:: TASK INSTRUCTIONS ::
Your reply should contain the whole listing below, repeated exactly, and no images.

:: DATASET ::
######
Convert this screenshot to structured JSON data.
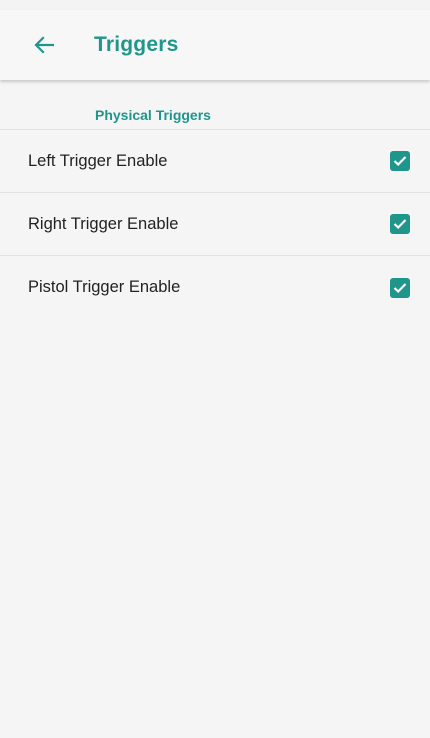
{
  "app_bar": {
    "back_icon": "arrow-left-icon",
    "title": "Triggers"
  },
  "section": {
    "title": "Physical Triggers"
  },
  "preferences": [
    {
      "label": "Left Trigger Enable",
      "checked": true
    },
    {
      "label": "Right Trigger Enable",
      "checked": true
    },
    {
      "label": "Pistol Trigger Enable",
      "checked": true
    }
  ],
  "colors": {
    "accent": "#1f968b",
    "text": "#222222",
    "background": "#f5f5f5"
  }
}
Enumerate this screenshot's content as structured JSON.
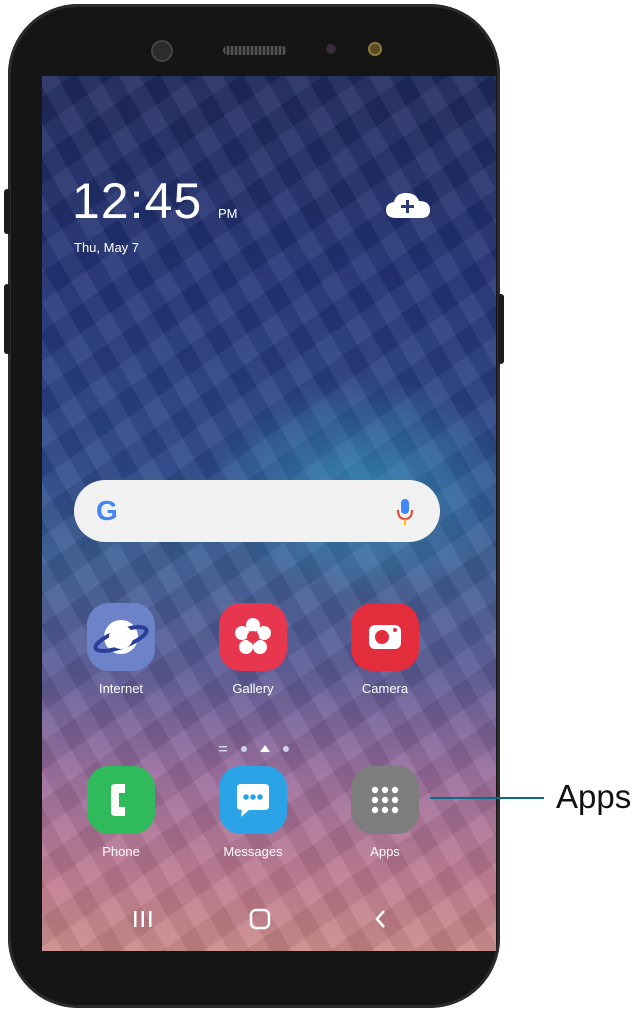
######
:: RESULT OF THIS EXERCISE ::
Convert this screenshot to structured JSON data.
{
  "app_bar": {
    "back_icon": "arrow-left-icon",
    "title": "Triggers"
  },
  "section": {
    "title": "Physical Triggers"
  },
  "preferences": [
    {
      "label": "Left Trigger Enable",
      "checked": true
    },
    {
      "label": "Right Trigger Enable",
      "checked": true
    },
    {
      "label": "Pistol Trigger Enable",
      "checked": true
    }
  ],
  "colors": {
    "accent": "#1f968b",
    "text": "#222222",
    "background": "#f5f5f5"
  }
}
Enumerate this screenshot's content as structured JSON.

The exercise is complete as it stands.